In two months he was dead at the age of 59, and eleven days later the episode of Day's show with Hudson aired, with a tribute to Hudson (begins at 1:48):

There is something, looking back, about the way that Day was so physically affectionate and loving with Hudson that brings comfort to us watching, especially when Hudson seems so terribly vulnerable; to the public eye, from the harsh, speculative news reports--but also with Day. It's almost as if he was throwing himself on people's mercy as a result of a kind of blind loyalty to her. He wasn't there to come out, but that's what he did. It's heartbreaking to see now--maybe it was a folly--but also, strangely, sweet. He had to know how shocking people would find his appearance, although it's not easy to know how much he knew or cared at that moment, but he showed up for her, and the two of them went through with their goofy show-biz obligation like the troopers they were.

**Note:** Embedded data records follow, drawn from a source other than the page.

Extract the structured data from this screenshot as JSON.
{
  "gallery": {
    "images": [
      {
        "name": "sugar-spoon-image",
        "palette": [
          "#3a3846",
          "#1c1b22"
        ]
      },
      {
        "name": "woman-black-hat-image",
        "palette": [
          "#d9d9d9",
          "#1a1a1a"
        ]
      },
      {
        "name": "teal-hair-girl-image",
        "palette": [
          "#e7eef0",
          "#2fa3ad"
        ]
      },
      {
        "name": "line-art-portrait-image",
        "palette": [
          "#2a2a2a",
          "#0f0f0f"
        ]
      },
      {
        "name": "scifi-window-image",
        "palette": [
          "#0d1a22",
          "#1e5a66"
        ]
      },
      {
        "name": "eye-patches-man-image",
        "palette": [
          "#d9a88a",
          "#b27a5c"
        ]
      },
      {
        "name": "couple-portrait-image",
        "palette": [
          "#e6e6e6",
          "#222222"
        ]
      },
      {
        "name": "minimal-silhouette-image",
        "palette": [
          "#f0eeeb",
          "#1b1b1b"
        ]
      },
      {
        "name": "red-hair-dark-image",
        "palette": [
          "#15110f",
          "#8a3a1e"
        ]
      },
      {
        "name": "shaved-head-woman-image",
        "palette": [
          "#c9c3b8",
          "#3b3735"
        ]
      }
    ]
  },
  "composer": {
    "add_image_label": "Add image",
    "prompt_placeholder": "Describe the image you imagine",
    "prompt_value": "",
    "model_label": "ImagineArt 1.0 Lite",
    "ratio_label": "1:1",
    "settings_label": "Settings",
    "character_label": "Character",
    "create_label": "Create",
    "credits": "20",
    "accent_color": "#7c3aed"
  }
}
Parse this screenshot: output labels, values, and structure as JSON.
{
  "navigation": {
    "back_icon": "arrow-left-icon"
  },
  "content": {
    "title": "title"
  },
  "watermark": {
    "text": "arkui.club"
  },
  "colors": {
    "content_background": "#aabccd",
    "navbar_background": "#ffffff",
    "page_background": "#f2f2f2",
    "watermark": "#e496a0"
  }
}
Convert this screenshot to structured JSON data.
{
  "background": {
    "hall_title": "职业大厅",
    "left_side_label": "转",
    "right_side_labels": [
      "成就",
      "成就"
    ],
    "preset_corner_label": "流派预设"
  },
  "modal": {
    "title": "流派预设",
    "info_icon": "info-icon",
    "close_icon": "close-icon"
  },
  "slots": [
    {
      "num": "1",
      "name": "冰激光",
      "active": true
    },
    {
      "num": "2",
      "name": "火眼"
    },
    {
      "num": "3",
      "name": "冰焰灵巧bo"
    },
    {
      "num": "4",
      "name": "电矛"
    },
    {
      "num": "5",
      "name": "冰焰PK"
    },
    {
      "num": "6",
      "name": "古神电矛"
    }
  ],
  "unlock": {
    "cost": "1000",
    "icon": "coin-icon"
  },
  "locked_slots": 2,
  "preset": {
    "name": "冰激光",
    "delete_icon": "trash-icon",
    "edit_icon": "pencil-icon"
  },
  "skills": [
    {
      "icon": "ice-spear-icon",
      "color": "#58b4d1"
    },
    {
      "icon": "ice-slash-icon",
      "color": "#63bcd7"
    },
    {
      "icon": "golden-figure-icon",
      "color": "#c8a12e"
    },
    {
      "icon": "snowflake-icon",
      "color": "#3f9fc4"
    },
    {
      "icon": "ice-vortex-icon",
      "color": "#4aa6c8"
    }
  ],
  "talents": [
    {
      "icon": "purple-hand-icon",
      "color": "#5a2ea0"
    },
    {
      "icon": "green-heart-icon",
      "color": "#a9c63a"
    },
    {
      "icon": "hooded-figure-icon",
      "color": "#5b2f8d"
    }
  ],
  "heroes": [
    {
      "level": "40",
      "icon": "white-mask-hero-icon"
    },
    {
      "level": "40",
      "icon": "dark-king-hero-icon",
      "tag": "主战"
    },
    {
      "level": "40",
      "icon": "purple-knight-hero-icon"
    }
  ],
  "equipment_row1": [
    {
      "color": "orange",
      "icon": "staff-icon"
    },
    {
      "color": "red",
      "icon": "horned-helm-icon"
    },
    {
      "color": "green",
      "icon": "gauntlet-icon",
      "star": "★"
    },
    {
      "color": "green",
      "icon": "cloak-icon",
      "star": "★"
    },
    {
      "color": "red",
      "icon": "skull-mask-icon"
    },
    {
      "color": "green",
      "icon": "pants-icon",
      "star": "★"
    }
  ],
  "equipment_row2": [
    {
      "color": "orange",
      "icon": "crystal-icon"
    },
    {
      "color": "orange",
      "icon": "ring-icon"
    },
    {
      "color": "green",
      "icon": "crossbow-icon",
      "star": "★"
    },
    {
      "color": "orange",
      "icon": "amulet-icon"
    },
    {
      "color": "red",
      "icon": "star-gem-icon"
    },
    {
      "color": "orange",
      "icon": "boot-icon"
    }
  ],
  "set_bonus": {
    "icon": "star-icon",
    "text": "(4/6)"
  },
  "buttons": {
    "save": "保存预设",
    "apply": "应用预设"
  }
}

Day's version of the Gus Kahn song "My Buddy" that played during Hudson segment of her show ultimately became "something of a standard at AIDS memorials." And Day ends her tribute to Hudson with the words: "I know that something good is going to come from this experience." I honestly think (stay with me -- I'm not totally sure how to explain this) that there was something saintly in Hudson's death. Not that he ever should have died fighting so much prejudice or so desperate for treatment he couldn't get, or that he deserved anything that happened to him, or that there was anything noble about the lack of response to the AIDS epidemic. Every bit of that was wrong. I just--can't think of a public person who was as much of a pivot for so many larger ideas, who was so boxed in so hard by the extremes of circumstance and timing and cultural mores. He had the tiniest of ground to stand on, but it changed because he stood on it.

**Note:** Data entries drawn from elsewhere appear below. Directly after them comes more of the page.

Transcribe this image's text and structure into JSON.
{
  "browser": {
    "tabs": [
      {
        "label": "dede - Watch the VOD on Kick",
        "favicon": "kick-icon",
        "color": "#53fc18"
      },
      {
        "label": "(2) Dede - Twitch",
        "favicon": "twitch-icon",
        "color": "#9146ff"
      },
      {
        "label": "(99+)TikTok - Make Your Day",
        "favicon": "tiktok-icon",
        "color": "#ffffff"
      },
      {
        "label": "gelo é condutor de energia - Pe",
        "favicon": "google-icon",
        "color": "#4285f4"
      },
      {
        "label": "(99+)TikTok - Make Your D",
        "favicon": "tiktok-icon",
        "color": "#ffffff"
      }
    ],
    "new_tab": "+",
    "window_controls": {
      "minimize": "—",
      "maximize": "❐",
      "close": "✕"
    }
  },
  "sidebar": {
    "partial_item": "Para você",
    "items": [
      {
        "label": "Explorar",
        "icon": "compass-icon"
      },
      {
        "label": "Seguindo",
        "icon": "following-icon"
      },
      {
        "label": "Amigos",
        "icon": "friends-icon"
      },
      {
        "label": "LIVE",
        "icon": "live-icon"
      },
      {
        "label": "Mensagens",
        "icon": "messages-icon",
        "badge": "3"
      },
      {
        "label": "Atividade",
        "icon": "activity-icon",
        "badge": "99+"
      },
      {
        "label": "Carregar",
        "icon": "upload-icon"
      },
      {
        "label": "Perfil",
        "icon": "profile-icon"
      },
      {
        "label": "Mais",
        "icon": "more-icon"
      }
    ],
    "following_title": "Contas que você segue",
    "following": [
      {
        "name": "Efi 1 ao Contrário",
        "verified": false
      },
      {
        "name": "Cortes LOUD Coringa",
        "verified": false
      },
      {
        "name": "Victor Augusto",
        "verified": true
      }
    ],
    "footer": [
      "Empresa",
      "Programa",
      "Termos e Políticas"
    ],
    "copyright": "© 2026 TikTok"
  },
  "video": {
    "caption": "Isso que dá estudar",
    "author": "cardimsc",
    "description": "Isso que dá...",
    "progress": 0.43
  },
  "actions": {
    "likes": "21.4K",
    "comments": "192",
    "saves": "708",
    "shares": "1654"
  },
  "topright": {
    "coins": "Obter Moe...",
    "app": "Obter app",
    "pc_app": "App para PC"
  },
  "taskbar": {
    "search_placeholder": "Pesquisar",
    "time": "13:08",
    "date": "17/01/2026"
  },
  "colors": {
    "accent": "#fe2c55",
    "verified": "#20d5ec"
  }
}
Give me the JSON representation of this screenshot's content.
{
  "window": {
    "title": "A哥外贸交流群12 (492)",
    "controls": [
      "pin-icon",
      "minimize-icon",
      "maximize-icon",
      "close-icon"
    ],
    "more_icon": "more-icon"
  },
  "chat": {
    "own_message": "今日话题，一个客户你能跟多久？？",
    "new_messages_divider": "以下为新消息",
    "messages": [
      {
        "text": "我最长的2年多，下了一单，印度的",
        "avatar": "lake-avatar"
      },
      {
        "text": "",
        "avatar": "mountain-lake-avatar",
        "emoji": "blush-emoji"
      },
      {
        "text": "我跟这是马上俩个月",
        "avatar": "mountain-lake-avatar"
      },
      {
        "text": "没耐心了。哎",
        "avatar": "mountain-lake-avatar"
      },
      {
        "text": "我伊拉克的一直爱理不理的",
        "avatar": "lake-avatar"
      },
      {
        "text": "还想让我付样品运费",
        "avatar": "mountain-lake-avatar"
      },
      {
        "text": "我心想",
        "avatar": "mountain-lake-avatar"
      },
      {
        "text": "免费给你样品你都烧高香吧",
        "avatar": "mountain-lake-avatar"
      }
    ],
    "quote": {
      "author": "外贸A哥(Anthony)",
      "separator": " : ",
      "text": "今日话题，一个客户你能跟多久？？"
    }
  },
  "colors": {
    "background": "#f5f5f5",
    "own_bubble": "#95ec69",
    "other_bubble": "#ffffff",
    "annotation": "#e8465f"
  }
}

There are Callas people and Tebaldi people; Sarah Vaughan people and Ella Fitzgerald people; and, seemingly, Doris Day people and everybody else. People love to write her off, dismiss her as the meaningless, tasteless vanilla center of pop culture, but she was, and remains, a much more complicated person--and movie star--than that. I adored Elizabeth Taylor, even for some of the exact reasons that she was different than Day, but I love Doris Day too. Her role in this event in Hudson's life was accidental, ultimately--Hudson was the one risking so much, and it was his honesty and bravery that began transforming people's attitude toward the disease--but the way she handled it makes me love her. Looking back at the sometimes ghoulish footage from the event, made all the more so by the two principals perhaps not knowing what it all meant, what shines through more than 25 years later is their affection for each other.

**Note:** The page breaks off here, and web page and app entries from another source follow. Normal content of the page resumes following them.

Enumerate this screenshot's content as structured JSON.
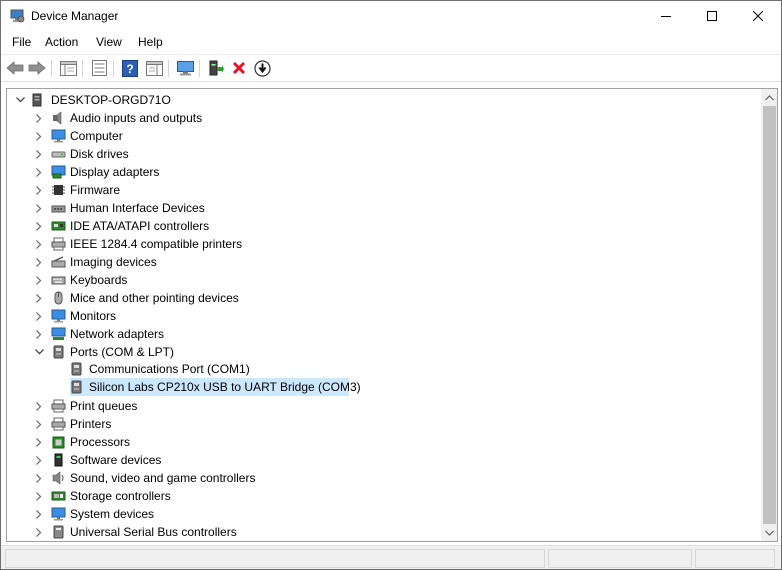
{
  "window": {
    "title": "Device Manager"
  },
  "menu": [
    "File",
    "Action",
    "View",
    "Help"
  ],
  "toolbar": {
    "buttons": [
      "back-arrow-icon",
      "forward-arrow-icon",
      "show-hide-console-tree-icon",
      "properties-icon",
      "help-icon",
      "action-pane-icon",
      "scan-hardware-icon",
      "update-driver-icon",
      "uninstall-device-icon",
      "disable-device-icon"
    ]
  },
  "tree": {
    "root": "DESKTOP-ORGD71O",
    "categories": [
      "Audio inputs and outputs",
      "Computer",
      "Disk drives",
      "Display adapters",
      "Firmware",
      "Human Interface Devices",
      "IDE ATA/ATAPI controllers",
      "IEEE 1284.4 compatible printers",
      "Imaging devices",
      "Keyboards",
      "Mice and other pointing devices",
      "Monitors",
      "Network adapters",
      "Ports (COM & LPT)",
      "Print queues",
      "Printers",
      "Processors",
      "Software devices",
      "Sound, video and game controllers",
      "Storage controllers",
      "System devices",
      "Universal Serial Bus controllers"
    ],
    "ports_children": [
      "Communications Port (COM1)",
      "Silicon Labs CP210x USB to UART Bridge (COM3)"
    ],
    "selected": "Silicon Labs CP210x USB to UART Bridge (COM3)"
  },
  "colors": {
    "selection": "#cce8ff",
    "uninstall_red": "#e81123",
    "help_blue": "#2b5fb4"
  }
}
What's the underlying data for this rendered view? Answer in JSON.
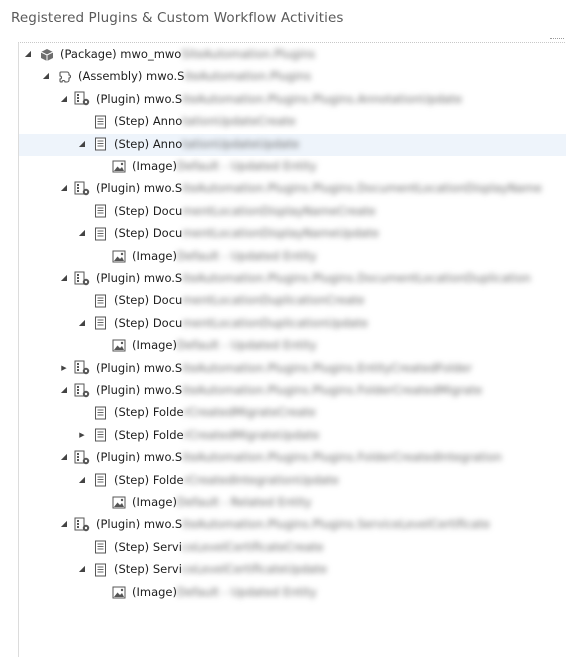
{
  "header": {
    "title": "Registered Plugins & Custom Workflow Activities"
  },
  "tree": {
    "nodes": [
      {
        "level": 0,
        "toggle": "expanded",
        "icon": "package-icon",
        "label": "(Package) mwo_mwo",
        "hidden": "SiteAutomation.Plugins",
        "selected": false
      },
      {
        "level": 1,
        "toggle": "expanded",
        "icon": "assembly-icon",
        "label": "(Assembly) mwo.S",
        "hidden": "iteAutomation.Plugins",
        "selected": false
      },
      {
        "level": 2,
        "toggle": "expanded",
        "icon": "plugin-icon",
        "label": "(Plugin) mwo.S",
        "hidden": "iteAutomation.Plugins.Plugins.AnnotationUpdate",
        "selected": false
      },
      {
        "level": 3,
        "toggle": "none",
        "icon": "step-icon",
        "label": "(Step) Anno",
        "hidden": "tationUpdateCreate",
        "selected": false
      },
      {
        "level": 3,
        "toggle": "expanded",
        "icon": "step-icon",
        "label": "(Step) Anno",
        "hidden": "tationUpdateUpdate",
        "selected": true
      },
      {
        "level": 4,
        "toggle": "none",
        "icon": "image-icon",
        "label": "(Image)",
        "hidden": "Default - Updated Entity",
        "selected": false
      },
      {
        "level": 2,
        "toggle": "expanded",
        "icon": "plugin-icon",
        "label": "(Plugin) mwo.S",
        "hidden": "iteAutomation.Plugins.Plugins.DocumentLocationDisplayName",
        "selected": false
      },
      {
        "level": 3,
        "toggle": "none",
        "icon": "step-icon",
        "label": "(Step) Docu",
        "hidden": "mentLocationDisplayNameCreate",
        "selected": false
      },
      {
        "level": 3,
        "toggle": "expanded",
        "icon": "step-icon",
        "label": "(Step) Docu",
        "hidden": "mentLocationDisplayNameUpdate",
        "selected": false
      },
      {
        "level": 4,
        "toggle": "none",
        "icon": "image-icon",
        "label": "(Image)",
        "hidden": "Default - Updated Entity",
        "selected": false
      },
      {
        "level": 2,
        "toggle": "expanded",
        "icon": "plugin-icon",
        "label": "(Plugin) mwo.S",
        "hidden": "iteAutomation.Plugins.Plugins.DocumentLocationDuplication",
        "selected": false
      },
      {
        "level": 3,
        "toggle": "none",
        "icon": "step-icon",
        "label": "(Step) Docu",
        "hidden": "mentLocationDuplicationCreate",
        "selected": false
      },
      {
        "level": 3,
        "toggle": "expanded",
        "icon": "step-icon",
        "label": "(Step) Docu",
        "hidden": "mentLocationDuplicationUpdate",
        "selected": false
      },
      {
        "level": 4,
        "toggle": "none",
        "icon": "image-icon",
        "label": "(Image)",
        "hidden": "Default - Updated Entity",
        "selected": false
      },
      {
        "level": 2,
        "toggle": "collapsed",
        "icon": "plugin-icon",
        "label": "(Plugin) mwo.S",
        "hidden": "iteAutomation.Plugins.Plugins.EntityCreatedFolder",
        "selected": false
      },
      {
        "level": 2,
        "toggle": "expanded",
        "icon": "plugin-icon",
        "label": "(Plugin) mwo.S",
        "hidden": "iteAutomation.Plugins.Plugins.FolderCreatedMigrate",
        "selected": false
      },
      {
        "level": 3,
        "toggle": "none",
        "icon": "step-icon",
        "label": "(Step) Folde",
        "hidden": "rCreatedMigrateCreate",
        "selected": false
      },
      {
        "level": 3,
        "toggle": "collapsed",
        "icon": "step-icon",
        "label": "(Step) Folde",
        "hidden": "rCreatedMigrateUpdate",
        "selected": false
      },
      {
        "level": 2,
        "toggle": "expanded",
        "icon": "plugin-icon",
        "label": "(Plugin) mwo.S",
        "hidden": "iteAutomation.Plugins.Plugins.FolderCreatedIntegration",
        "selected": false
      },
      {
        "level": 3,
        "toggle": "expanded",
        "icon": "step-icon",
        "label": "(Step) Folde",
        "hidden": "rCreatedIntegrationUpdate",
        "selected": false
      },
      {
        "level": 4,
        "toggle": "none",
        "icon": "image-icon",
        "label": "(Image)",
        "hidden": "Default - Related Entity",
        "selected": false
      },
      {
        "level": 2,
        "toggle": "expanded",
        "icon": "plugin-icon",
        "label": "(Plugin) mwo.S",
        "hidden": "iteAutomation.Plugins.Plugins.ServiceLevelCertificate",
        "selected": false
      },
      {
        "level": 3,
        "toggle": "none",
        "icon": "step-icon",
        "label": "(Step) Servi",
        "hidden": "ceLevelCertificateCreate",
        "selected": false
      },
      {
        "level": 3,
        "toggle": "expanded",
        "icon": "step-icon",
        "label": "(Step) Servi",
        "hidden": "ceLevelCertificateUpdate",
        "selected": false
      },
      {
        "level": 4,
        "toggle": "none",
        "icon": "image-icon",
        "label": "(Image)",
        "hidden": "Default - Updated Entity",
        "selected": false
      }
    ]
  }
}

("Eunice" and "Ernie" are what Day and Hudson, whose real names were Doris Kappelhoff and Roy Scherer, called each other.)

Saturday, April 02, 2011

Looking at one of them with her hairy chin and general air of greyness one couldn't help thinking that this was as much a woman as a glamorous perfumed model.
Barbara Pym, A Very Private Eye

Friday, April 01, 2011

"It's rather sad," she said one day, "to belong, as we do, to a lost generation. I'm sure in history the two wars will count as one war and that we shall be squashed out of it altogether, and people will forget that we ever existed. We might just as well never have lived at all, I do think it's a shame."

"It may become a sort of literary curiosity," Davey said. "…People will be interested in it for all the wrong reasons, and collect Lalique dressing-table sets and shagreen boxes and cocktail cabinets lined with looking-glass and find them very amusing."
Nancy Mitford, The Pursuit of Love